PROBLEM REQUIREMENTS:
An exact, complete copy of the lines below is the expected answer.

Stored items
+===+
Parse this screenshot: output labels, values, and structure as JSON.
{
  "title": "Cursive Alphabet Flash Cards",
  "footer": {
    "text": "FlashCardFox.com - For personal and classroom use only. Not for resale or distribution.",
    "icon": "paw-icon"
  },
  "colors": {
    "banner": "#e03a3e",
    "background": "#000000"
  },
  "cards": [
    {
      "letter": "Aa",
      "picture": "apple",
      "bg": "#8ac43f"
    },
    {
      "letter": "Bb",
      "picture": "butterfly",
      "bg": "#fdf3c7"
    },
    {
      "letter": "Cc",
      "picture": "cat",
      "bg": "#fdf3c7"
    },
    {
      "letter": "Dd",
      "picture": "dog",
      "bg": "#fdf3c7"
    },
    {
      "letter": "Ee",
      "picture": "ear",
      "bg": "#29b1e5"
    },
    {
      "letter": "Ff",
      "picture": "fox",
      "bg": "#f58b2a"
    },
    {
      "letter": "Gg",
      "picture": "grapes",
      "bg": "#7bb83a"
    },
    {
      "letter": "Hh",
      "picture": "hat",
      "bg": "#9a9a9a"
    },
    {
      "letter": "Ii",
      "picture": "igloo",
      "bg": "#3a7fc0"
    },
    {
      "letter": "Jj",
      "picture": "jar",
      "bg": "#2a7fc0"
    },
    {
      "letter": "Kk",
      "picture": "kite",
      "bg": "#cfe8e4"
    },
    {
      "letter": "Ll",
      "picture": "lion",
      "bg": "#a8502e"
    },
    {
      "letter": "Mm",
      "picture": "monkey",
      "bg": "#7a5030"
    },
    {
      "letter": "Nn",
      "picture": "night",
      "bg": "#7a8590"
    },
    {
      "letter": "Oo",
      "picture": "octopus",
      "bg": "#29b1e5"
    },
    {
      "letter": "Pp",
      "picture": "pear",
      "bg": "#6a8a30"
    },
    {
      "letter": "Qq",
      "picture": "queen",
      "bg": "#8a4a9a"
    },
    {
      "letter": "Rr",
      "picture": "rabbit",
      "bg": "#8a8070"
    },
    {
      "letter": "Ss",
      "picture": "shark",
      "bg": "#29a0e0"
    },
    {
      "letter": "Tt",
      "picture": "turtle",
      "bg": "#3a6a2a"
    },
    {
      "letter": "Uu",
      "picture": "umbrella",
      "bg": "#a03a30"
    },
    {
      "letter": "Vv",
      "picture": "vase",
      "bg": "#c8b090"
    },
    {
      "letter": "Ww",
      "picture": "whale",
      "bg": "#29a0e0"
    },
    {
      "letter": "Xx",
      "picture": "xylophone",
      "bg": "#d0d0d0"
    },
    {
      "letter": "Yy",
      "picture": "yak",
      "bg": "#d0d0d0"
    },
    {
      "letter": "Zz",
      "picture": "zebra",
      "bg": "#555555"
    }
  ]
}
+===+
EXERCISE OUTPUT:
Parse this screenshot: output labels, values, and structure as JSON.
{
  "title": "Cursive Alphabet Flash Cards",
  "footer": {
    "text": "FlashCardFox.com - For personal and classroom use only. Not for resale or distribution.",
    "icon": "paw-icon"
  },
  "colors": {
    "banner": "#e03a3e",
    "background": "#000000"
  },
  "cards": [
    {
      "letter": "Aa",
      "picture": "apple",
      "bg": "#8ac43f"
    },
    {
      "letter": "Bb",
      "picture": "butterfly",
      "bg": "#fdf3c7"
    },
    {
      "letter": "Cc",
      "picture": "cat",
      "bg": "#fdf3c7"
    },
    {
      "letter": "Dd",
      "picture": "dog",
      "bg": "#fdf3c7"
    },
    {
      "letter": "Ee",
      "picture": "ear",
      "bg": "#29b1e5"
    },
    {
      "letter": "Ff",
      "picture": "fox",
      "bg": "#f58b2a"
    },
    {
      "letter": "Gg",
      "picture": "grapes",
      "bg": "#7bb83a"
    },
    {
      "letter": "Hh",
      "picture": "hat",
      "bg": "#9a9a9a"
    },
    {
      "letter": "Ii",
      "picture": "igloo",
      "bg": "#3a7fc0"
    },
    {
      "letter": "Jj",
      "picture": "jar",
      "bg": "#2a7fc0"
    },
    {
      "letter": "Kk",
      "picture": "kite",
      "bg": "#cfe8e4"
    },
    {
      "letter": "Ll",
      "picture": "lion",
      "bg": "#a8502e"
    },
    {
      "letter": "Mm",
      "picture": "monkey",
      "bg": "#7a5030"
    },
    {
      "letter": "Nn",
      "picture": "night",
      "bg": "#7a8590"
    },
    {
      "letter": "Oo",
      "picture": "octopus",
      "bg": "#29b1e5"
    },
    {
      "letter": "Pp",
      "picture": "pear",
      "bg": "#6a8a30"
    },
    {
      "letter": "Qq",
      "picture": "queen",
      "bg": "#8a4a9a"
    },
    {
      "letter": "Rr",
      "picture": "rabbit",
      "bg": "#8a8070"
    },
    {
      "letter": "Ss",
      "picture": "shark",
      "bg": "#29a0e0"
    },
    {
      "letter": "Tt",
      "picture": "turtle",
      "bg": "#3a6a2a"
    },
    {
      "letter": "Uu",
      "picture": "umbrella",
      "bg": "#a03a30"
    },
    {
      "letter": "Vv",
      "picture": "vase",
      "bg": "#c8b090"
    },
    {
      "letter": "Ww",
      "picture": "whale",
      "bg": "#29a0e0"
    },
    {
      "letter": "Xx",
      "picture": "xylophone",
      "bg": "#d0d0d0"
    },
    {
      "letter": "Yy",
      "picture": "yak",
      "bg": "#d0d0d0"
    },
    {
      "letter": "Zz",
      "picture": "zebra",
      "bg": "#555555"
    }
  ]
}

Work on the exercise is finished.